From the first sentence of his new novel, Stephen Wright wants to be sure he has the reader's attention: "The bearded ladies were dancing in the mud." And singing. And just when you start grinning at the goofiness of it all, you realize the "ladies" are Civil War deserters, and the carnival-like atmosphere gives way to darkness.
That audacious, ambitious tone runs throughout The Amalgamation Polka, where absurdist humor and horror do battle with each other, occasionally crowding logic off the page. The coming-of-age tale of teenage soldier Liberty Fish, the novel is also about the American character. It is not a flattering likeness, but, before the book literally and figuratively heads south in its final section, it is almost always a compelling one.
Young Liberty was born to staunch abolitionist parents, Thatcher and Roxana Fish, who spend weeks on the road lecturing against the peculiar institution of slavery. (His mother was born to South Carolina plantation owners, but left her family in her teens - wearing nothing but a bedsheet.) His upbringing is supervised by his twitchy, fad-happy Aunt Aroline and Euclid, a former slave who lives in the Fish basement.

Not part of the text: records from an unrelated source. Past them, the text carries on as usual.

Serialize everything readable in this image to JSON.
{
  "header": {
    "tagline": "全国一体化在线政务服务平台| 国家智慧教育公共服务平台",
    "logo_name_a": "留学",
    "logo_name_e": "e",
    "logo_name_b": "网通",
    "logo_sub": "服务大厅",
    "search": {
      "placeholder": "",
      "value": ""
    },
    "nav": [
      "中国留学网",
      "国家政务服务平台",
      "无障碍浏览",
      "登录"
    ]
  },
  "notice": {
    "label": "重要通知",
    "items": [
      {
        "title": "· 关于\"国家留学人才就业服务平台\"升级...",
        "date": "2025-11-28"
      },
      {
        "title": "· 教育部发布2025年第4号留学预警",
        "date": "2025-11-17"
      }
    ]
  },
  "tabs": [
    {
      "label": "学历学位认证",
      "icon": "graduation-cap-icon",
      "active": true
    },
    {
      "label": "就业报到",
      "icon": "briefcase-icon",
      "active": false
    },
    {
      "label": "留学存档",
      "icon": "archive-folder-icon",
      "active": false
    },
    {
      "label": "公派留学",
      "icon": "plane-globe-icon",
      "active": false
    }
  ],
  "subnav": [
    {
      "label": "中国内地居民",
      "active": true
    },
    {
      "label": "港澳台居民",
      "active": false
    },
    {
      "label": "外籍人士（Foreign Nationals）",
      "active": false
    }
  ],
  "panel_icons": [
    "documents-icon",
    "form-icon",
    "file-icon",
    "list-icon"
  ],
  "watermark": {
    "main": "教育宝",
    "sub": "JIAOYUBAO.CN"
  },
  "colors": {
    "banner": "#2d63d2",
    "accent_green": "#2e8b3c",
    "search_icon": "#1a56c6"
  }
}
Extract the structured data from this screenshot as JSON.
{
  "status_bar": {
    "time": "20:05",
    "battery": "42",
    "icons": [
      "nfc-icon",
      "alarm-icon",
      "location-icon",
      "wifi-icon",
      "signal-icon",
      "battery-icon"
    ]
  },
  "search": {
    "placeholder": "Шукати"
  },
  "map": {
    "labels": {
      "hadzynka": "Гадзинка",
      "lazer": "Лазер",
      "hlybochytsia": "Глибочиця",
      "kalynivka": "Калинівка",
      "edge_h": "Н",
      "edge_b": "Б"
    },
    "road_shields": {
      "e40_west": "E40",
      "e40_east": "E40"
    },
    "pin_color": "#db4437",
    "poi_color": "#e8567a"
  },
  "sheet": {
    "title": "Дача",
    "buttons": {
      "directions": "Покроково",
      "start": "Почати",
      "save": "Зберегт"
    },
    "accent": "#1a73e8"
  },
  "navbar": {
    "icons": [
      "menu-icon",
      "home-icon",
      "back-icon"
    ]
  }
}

Liberty is a passive hero in the mold of David Copperfield, Pip, or Forrest Gump, for that matter: He exists to observe momentous times. And Wright makes sure he has plenty to see - including a self-proclaimed pirate who lives in an underground cave planted with Queen Anne's lace. An Erie Canal voyage gives Wright the opportunity to dredge up such now-rare varieties as itinerant dentists, patent-medicine salesmen, and hoggees.
The archaeology extends to linguistics, with words such as "gonfalon" and "shecooneries" getting perhaps their first airing in a generation. Wright's humor and love of language give the early sections of the novel an energetic joy - although those who favor short sentences are likely to despair.
Then the Civil War begins, and Liberty enlists. Here, Wright ("Meditations in Green") uses his abilities to render graphic descriptions of battle. Like Inman in "Cold Mountain," Liberty ultimately gets a crawful of carnage and inhumanity, and walks off - not in the direction of home, but to his grandparents at Redemption Hall, at which point the novel veers permanently off course. The effort to jam horror and comedy together ultimately derails the novel.
Liberty's grandfather experiments on his slaves, trying to "turn them white." In addition to his appalling hobby, he waxes prophetic about the future of the country. "In the aftermath, this illness will persist, under newfangled labels, of course, cunningly rigged out in fancy masquerade, but beneath the surface persisting nonetheless. No, our social ailment will not be cured by iron and gunpowder."
While he recoils from his grandfather's actions, Liberty - who now speaks in stilted, 50-word sentences - does little to stop them. Nor does he have a strong enough personality to provide a counterweight to Asa's overly colorful brand of insanity. The mismatched pair and illogic of events ends up upending the final chapters of what had been a thoroughly impressive novel.
• Yvonne Zipp is a freelance writer in Kalamazoo, Mich.